By Phil Clapp, President, International Union of Cinemas (UNIC)
At a time when attention seems mainly to focus on the role that China in particular is playing in driving global growth in cinema, the significant contribution that the European market continues to make to those headline figures should not be overlooked.
Despite a very small drop in revenue and admissions in 2013, UNIC territories contribute more than a quarter of global box office and have started 2014 in good health.
The last year has confirmed the continuing importance to European cinema of key titles from the U.S. studios, but also the major boost that European films provide to box office. Often this is associated with a domestic production, as was the case in 2013 with the film Sole a catinelle in Italy and in particular Stalingrad in Russia. Sometimes a film produced in one European territory will perform spectacularly well in another. Such was the case last year in Portugal with La cage dorée, a French film about Portuguese immigrants, repeating the success seen previously with another French film-Intouchables-in several European territories in 2012.

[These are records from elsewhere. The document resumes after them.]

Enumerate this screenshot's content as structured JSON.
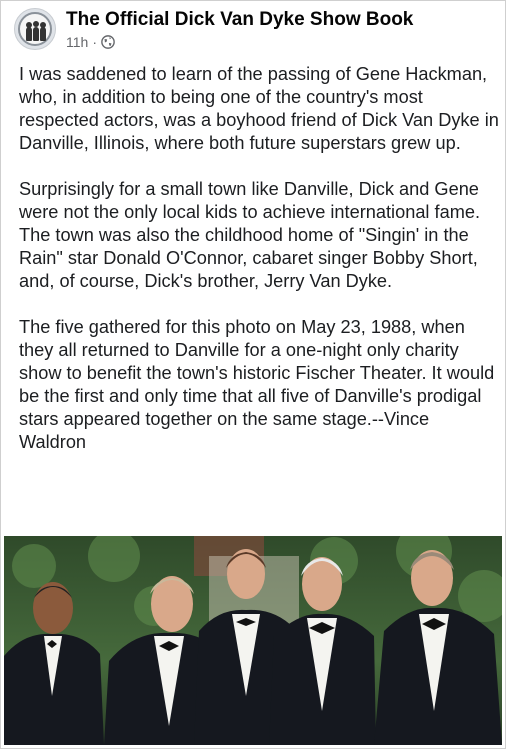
{
  "post": {
    "page_name": "The Official Dick Van Dyke Show Book",
    "timestamp": "11h",
    "separator": "·",
    "privacy_icon": "globe-icon",
    "avatar_icon": "page-avatar",
    "paragraphs": [
      "I was saddened to learn of the passing of Gene Hackman, who, in addition to being one of the country's most respected actors, was a boyhood friend of Dick Van Dyke in Danville, Illinois, where both future superstars grew up.",
      "Surprisingly for a small town like Danville, Dick and Gene were not the only local kids to achieve international fame. The town was also the childhood home of \"Singin' in the Rain\" star Donald O'Connor, cabaret singer Bobby Short, and, of course, Dick's brother, Jerry Van Dyke.",
      "The five gathered for this photo on May 23, 1988, when they all returned to Danville for a one-night only charity show to benefit the town's historic Fischer Theater. It would be the first and only time that all five of Danville's prodigal stars appeared together on the same stage.--Vince Waldron"
    ]
  },
  "colors": {
    "text": "#1c1e21",
    "meta": "#65676b",
    "tux": "#15181f",
    "foliage": "#3d5a36"
  }
}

Away from the headline numbers, the digital revolution-or more accurately, the first wave of that revolution-is quietly reaching its end-game. Because while most European territories are (with the exception of some economically challenged parts of southern Europe) approaching full digitization, that change has, in fact, hastened a new era of upgrades and improvements to the cinemagoing experience.
With barely a chance to draw breath after a period of unparalleled investment, operators are now being faced with a range of choices in content innovation-including higher frame rates, immersive sound, and now higher dynamic range experiences-as well as understanding the full potential of greater programming flexibility around film and other content.

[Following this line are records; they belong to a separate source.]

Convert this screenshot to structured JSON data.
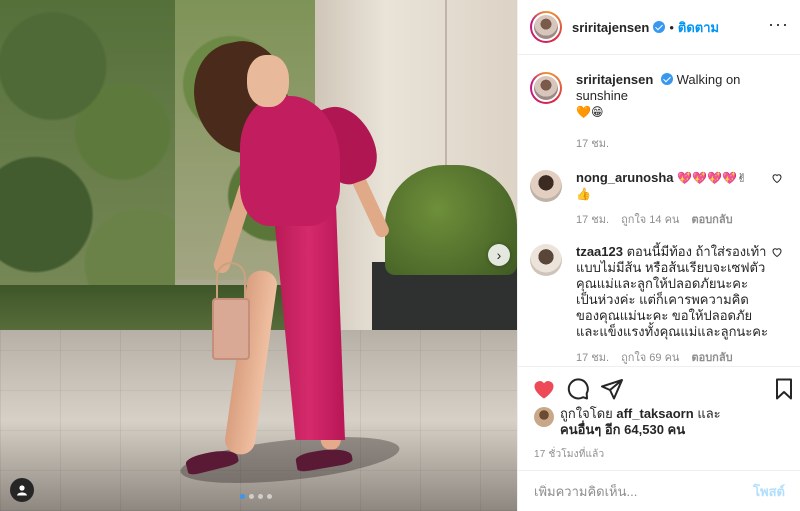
{
  "post_author": {
    "username": "sriritajensen",
    "separator": "•",
    "follow_label": "ติดตาม",
    "more_label": "···"
  },
  "caption": {
    "username": "sriritajensen",
    "text": "Walking on sunshine",
    "emojis": "🧡😁",
    "time": "17 ชม."
  },
  "comments": [
    {
      "username": "nong_arunosha",
      "text": "💖💖💖💖✌",
      "text2": "👍",
      "time": "17 ชม.",
      "likes": "ถูกใจ 14 คน",
      "reply": "ตอบกลับ"
    },
    {
      "username": "tzaa123",
      "text": "ตอนนี้มีท้อง ถ้าใส่รองเท้าแบบไม่มีส้น หรือส้นเรียบจะเซฟตัวคุณแม่และลูกให้ปลอดภัยนะคะ เป็นห่วงค่ะ แต่ก็เคารพความคิดของคุณแม่นะคะ ขอให้ปลอดภัยและแข็งแรงทั้งคุณแม่และลูกนะคะ",
      "time": "17 ชม.",
      "likes": "ถูกใจ 69 คน",
      "reply": "ตอบกลับ"
    }
  ],
  "likes": {
    "prefix": "ถูกใจโดย",
    "user": "aff_taksaorn",
    "and": "และ",
    "others_label": "คนอื่นๆ อีก 64,530 คน"
  },
  "timestamp": "17 ชั่วโมงที่แล้ว",
  "composer": {
    "placeholder": "เพิ่มความคิดเห็น...",
    "post_label": "โพสต์"
  },
  "carousel": {
    "next_label": "›",
    "dot_count": 4,
    "active_index": 0
  },
  "colors": {
    "accent": "#0095f6",
    "like_red": "#ed4956",
    "dress": "#c21d5e"
  }
}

And outside of the cinema auditorium, new ways to engage with audiences through social media and other emerging means of communication proliferate alongside innovations in retail and hospitality.
All of that change presents as many challenges as it does opportunities, so while UNIC cannot make the necessary business decisions for any individual operator, it sees part of its role as acting as a "trusted guide" through this increasingly congested and confusing terrain, enabling European exhibitors to speak with one voice on issues of shared concern and thereby also encouraging a more coordinated approach across the industry.

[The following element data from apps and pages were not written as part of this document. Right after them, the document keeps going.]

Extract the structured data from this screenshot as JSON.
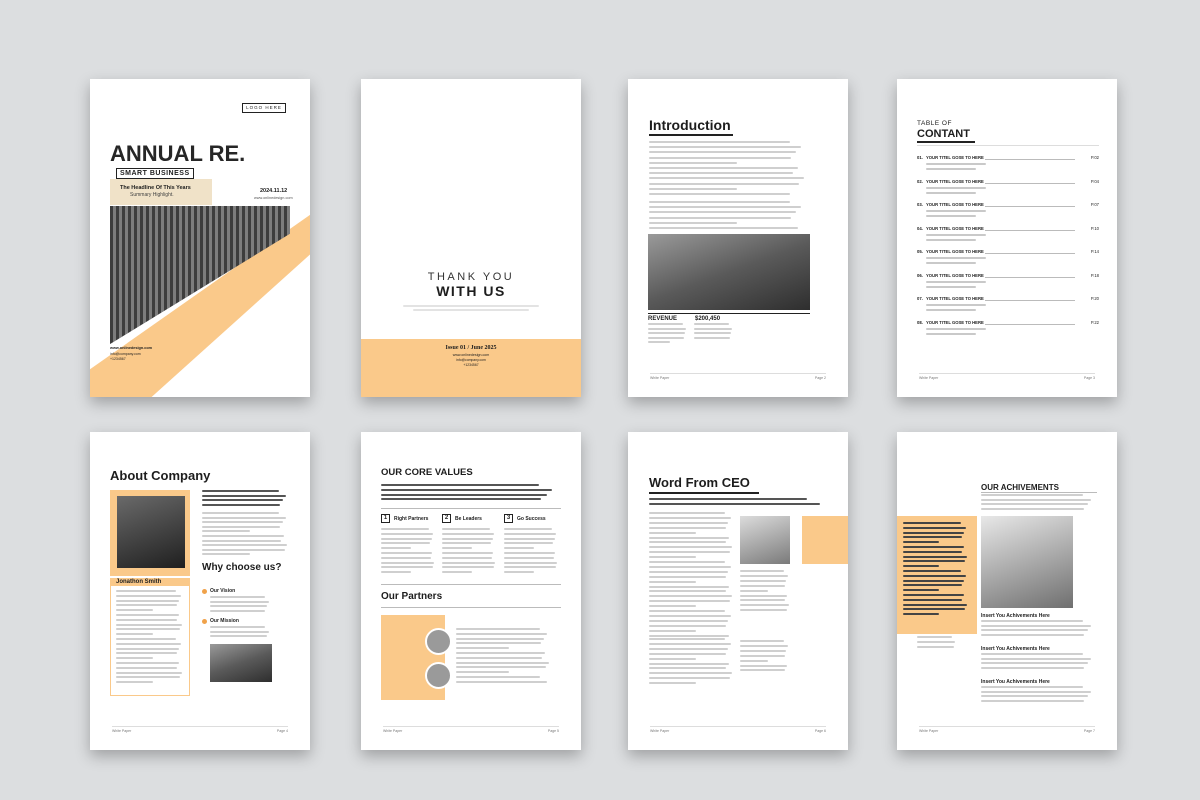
{
  "colors": {
    "accent": "#fac98a",
    "bg": "#dcdee0",
    "dark": "#1d1d1d"
  },
  "cover": {
    "logo": "LOGO HERE",
    "title": "ANNUAL RE.",
    "box_label": "SMART BUSINESS",
    "headline": "The Headline Of This Years",
    "summary": "Summary Highlight.",
    "date": "2024.11.12",
    "website": "www.onlinedesign.com",
    "contact_site": "www.onlinedesign.com",
    "contact_email": "info@company.com",
    "contact_phone": "+1234567"
  },
  "thanks": {
    "line1": "THANK YOU",
    "line2": "WITH US",
    "issue": "Issue 01 / June 2025",
    "site": "www.onlinedesign.com",
    "email": "info@company.com",
    "phone": "+1234567"
  },
  "intro": {
    "title": "Introduction",
    "revenue_label": "REVENUE",
    "revenue_value": "$200,450",
    "footer_left": "White Paper",
    "footer_right": "Page 2"
  },
  "toc": {
    "label": "TABLE OF",
    "title": "CONTANT",
    "items": [
      {
        "num": "01.",
        "title": "YOUR TITEL GOSE TO HERE",
        "page": "P.02"
      },
      {
        "num": "02.",
        "title": "YOUR TITEL GOSE TO HERE",
        "page": "P.04"
      },
      {
        "num": "03.",
        "title": "YOUR TITEL GOSE TO HERE",
        "page": "P.07"
      },
      {
        "num": "04.",
        "title": "YOUR TITEL GOSE TO HERE",
        "page": "P.10"
      },
      {
        "num": "05.",
        "title": "YOUR TITEL GOSE TO HERE",
        "page": "P.14"
      },
      {
        "num": "06.",
        "title": "YOUR TITEL GOSE TO HERE",
        "page": "P.18"
      },
      {
        "num": "07.",
        "title": "YOUR TITEL GOSE TO HERE",
        "page": "P.20"
      },
      {
        "num": "08.",
        "title": "YOUR TITEL GOSE TO HERE",
        "page": "P.22"
      }
    ],
    "footer_left": "White Paper",
    "footer_right": "Page 3"
  },
  "about": {
    "title": "About Company",
    "person": "Jonathon Smith",
    "why": "Why choose us?",
    "vision": "Our Vision",
    "mission": "Our Mission",
    "footer_left": "White Paper",
    "footer_right": "Page 4"
  },
  "values": {
    "title": "OUR CORE VALUES",
    "v1": "Right Partners",
    "v2": "Be Leaders",
    "v3": "Go Success",
    "n1": "1",
    "n2": "2",
    "n3": "3",
    "partners": "Our Partners",
    "footer_left": "White Paper",
    "footer_right": "Page 5"
  },
  "ceo": {
    "title": "Word From CEO",
    "footer_left": "White Paper",
    "footer_right": "Page 6"
  },
  "achieve": {
    "title": "OUR ACHIVEMENTS",
    "h1": "Insert You Achivements Here",
    "h2": "Insert You Achivements Here",
    "h3": "Insert You Achivements Here",
    "footer_left": "White Paper",
    "footer_right": "Page 7"
  }
}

Added to that sense of dynamism around European cinema, we are also in a period of rapid change in the European political landscape as it relates to the sector-another area in which UNIC has a key role.
2013 saw us engage with the European Commission and Parliament, and with key industry partners, across a range of complex issues. These included consideration of the following: the state aid rules that govern what support national governments are allowed to give the industry, be it exhibition, distribution, or production; the copyright framework necessary to protect the interests of creative rights holders while still meeting the needs of audiences in a rapidly evolving consumer market; the treatment of film as more than just a commercial commodity; and the questionable role of the Commission in intervening in longstanding and beneficial film-release practices that meet audience preferences across various European territories.
And 2014 promises, if anything, more change, with EU elections leading to new faces, new roles, and new portfolios, and the need for renewed education and engagement.
UNIC will use that opportunity to restate its position that while the need for an expanding legal online offer of film content is understood, the challenge for all elements of the value chain is to grow the pie together-not cannibalize one at the expense of another, nor inflict material damage on the main pillar of the film industry (exhibition) at a time when home entertainment revenues are down and online is not yet taking up the slack.
One way forward would be for those promoting online offers to be more open about the numbers. In contrast to cinema exhibition-which bares its financial soul on a weekly basis-the lack of transparency from VOD and other similar platform providers makes it impossible to judge the value those elements bring and their potential to provide more. Another would be for those providers to buy into the creative process, offering investment in production and transparency in terms of their tax affairs in the territories in which they operate.
UNIC will continue through 2014 and beyond to argue its case on these and many other important issues, to increase its own-and its members'-understanding of the technological and political change ahead, and to remind policy makers and the public of the economic, cultural, and social contribution that cinemas make to communities in every European territory.